I think a couple of things may be happening.
First, there are three Paint Box jammers and two Badger jammers in the field of view of your F-15s' radars, and I think they may be causing some of the problem. So I made a modified version of your save, removing the jammers, as well as the nearby SAMs and all long-ranged missiles on the enemy aircraft. This should remove many of the variables from the test (no jamming, no dodging incoming shots, etc.).
Even with the jammers gone, I had Sparrows going blind on essentially all the shots. Sometimes the missiles would recover and start tracking again, but often they would not. Each time a missile went blind, or recovered from being blind, I compared their courses to see what the relative angle was. Here's an example of the results. Eight missiles fired had nine blindness events. Only one managed to engage its target.
Blind 94.8º - unblind 81.1º
Blind 84.2º - unblind 82.3º
Blind 71.5º - lost
Blind 96.0º - unblind 101.2º

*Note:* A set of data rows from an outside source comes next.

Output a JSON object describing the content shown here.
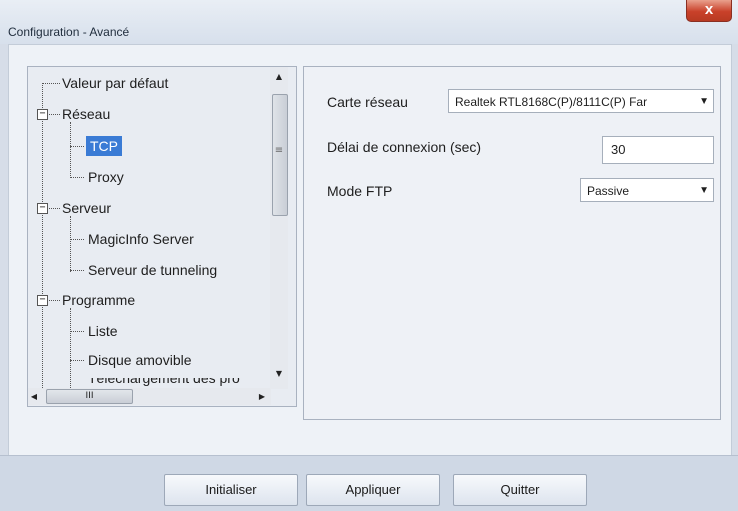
{
  "window": {
    "title": "Configuration - Avancé",
    "close_label": "x"
  },
  "tree": {
    "items": [
      {
        "label": "Valeur par défaut"
      },
      {
        "label": "Réseau",
        "expander": "−"
      },
      {
        "label": "TCP"
      },
      {
        "label": "Proxy"
      },
      {
        "label": "Serveur",
        "expander": "−"
      },
      {
        "label": "MagicInfo Server"
      },
      {
        "label": "Serveur de tunneling"
      },
      {
        "label": "Programme",
        "expander": "−"
      },
      {
        "label": "Liste"
      },
      {
        "label": "Disque amovible"
      },
      {
        "label": "Téléchargement des pro"
      }
    ],
    "selected": "TCP",
    "grip": "≡",
    "h_grip": "III"
  },
  "settings": {
    "network_card": {
      "label": "Carte réseau",
      "value": "Realtek RTL8168C(P)/8111C(P) Far"
    },
    "timeout": {
      "label": "Délai de connexion (sec)",
      "value": "30"
    },
    "ftp_mode": {
      "label": "Mode FTP",
      "value": "Passive"
    }
  },
  "buttons": {
    "initialize": "Initialiser",
    "apply": "Appliquer",
    "quit": "Quitter"
  },
  "colors": {
    "selection": "#3a7bd5",
    "close": "#c9412a"
  }
}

Blind 84.7º - lost
Blind 108.8º - lost
Blind 71.0º - lost
Blind 71.0º - lost
Blind 75.7º - unblind 72º
If you plot the relative courses on a compass rose you get this:

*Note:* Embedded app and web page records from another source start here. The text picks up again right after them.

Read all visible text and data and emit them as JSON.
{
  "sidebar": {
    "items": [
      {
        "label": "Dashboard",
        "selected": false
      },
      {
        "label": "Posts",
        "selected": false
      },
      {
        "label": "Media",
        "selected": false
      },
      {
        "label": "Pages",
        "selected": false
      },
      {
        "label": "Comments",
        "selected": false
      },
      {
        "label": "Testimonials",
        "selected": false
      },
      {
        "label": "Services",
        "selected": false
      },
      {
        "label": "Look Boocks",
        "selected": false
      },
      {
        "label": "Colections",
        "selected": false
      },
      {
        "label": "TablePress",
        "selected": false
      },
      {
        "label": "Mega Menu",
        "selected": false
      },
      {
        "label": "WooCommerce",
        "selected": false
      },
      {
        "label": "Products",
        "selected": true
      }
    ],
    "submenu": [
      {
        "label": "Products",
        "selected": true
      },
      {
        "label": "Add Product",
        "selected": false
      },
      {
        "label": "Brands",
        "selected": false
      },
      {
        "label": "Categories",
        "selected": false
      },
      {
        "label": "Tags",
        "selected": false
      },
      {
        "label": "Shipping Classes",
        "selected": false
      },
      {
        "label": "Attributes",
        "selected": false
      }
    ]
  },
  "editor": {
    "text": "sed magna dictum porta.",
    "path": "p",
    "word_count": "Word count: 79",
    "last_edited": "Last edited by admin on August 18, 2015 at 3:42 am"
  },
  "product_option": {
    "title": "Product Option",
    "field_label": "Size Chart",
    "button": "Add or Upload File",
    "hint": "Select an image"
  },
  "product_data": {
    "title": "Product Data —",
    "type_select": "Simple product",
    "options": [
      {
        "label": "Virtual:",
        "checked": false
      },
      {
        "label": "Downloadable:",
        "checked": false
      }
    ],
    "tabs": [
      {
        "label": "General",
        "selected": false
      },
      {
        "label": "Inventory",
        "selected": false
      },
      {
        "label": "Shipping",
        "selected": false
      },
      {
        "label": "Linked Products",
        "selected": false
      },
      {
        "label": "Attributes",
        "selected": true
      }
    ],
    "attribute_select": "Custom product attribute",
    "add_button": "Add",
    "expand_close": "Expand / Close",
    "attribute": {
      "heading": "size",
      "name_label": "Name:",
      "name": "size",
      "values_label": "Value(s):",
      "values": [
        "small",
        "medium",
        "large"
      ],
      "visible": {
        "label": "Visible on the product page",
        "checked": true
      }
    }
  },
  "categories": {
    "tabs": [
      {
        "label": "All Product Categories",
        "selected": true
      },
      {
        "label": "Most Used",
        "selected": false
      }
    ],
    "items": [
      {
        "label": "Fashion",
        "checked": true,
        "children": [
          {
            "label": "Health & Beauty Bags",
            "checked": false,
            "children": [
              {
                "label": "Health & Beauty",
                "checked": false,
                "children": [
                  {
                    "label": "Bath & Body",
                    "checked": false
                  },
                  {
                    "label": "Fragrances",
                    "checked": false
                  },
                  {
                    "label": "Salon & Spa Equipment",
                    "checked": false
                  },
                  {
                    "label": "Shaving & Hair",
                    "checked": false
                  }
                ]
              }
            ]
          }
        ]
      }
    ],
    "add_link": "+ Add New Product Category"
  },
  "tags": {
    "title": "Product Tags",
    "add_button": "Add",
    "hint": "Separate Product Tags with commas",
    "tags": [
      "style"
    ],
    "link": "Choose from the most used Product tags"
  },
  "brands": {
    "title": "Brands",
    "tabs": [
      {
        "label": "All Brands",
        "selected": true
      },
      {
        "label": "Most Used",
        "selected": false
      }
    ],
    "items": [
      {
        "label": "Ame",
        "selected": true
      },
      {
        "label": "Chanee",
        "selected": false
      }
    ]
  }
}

So you can see that the blindness seems to be happening when the courses are roughly 90º +/- 20º. Presumably, this would correspond with the 'doppler notch'. (The cluster at 71º seems suggestive of a zone boundary.)

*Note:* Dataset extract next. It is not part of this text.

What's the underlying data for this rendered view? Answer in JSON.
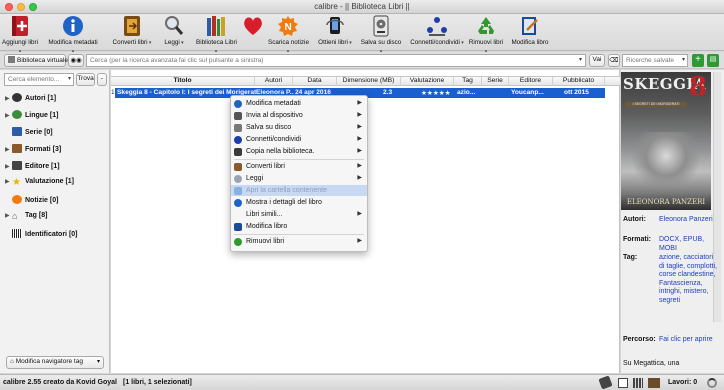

What puzzles me is that in many cases the missiles would come un-blind when they were still within the notch. And in some cases the missiles would fly within the notch for a long time without going blind. Perhaps it's not an automatic effect, and there's only a small chance of losing lock within the notch, which is checked repeatedly during flight?
I certainly agree that this is a lot more blindness than I recall seeing before. Perhaps that's because I like to micromanage my aircraft. If a closing target's bearing is moving to my right I tend to crank left, and vice versa, putting us on opposing courses, and relying on my radar's ability to look sideways to maintain lock. This not only reduces my rate of closure, and leaves me well positioned to extend and escape, but it would also reduce the likelihood of having a relative course within the notch.
On the other hand, maybe something has changed, and the blindness calculations deserve a look.
(I've attached the test scenario.)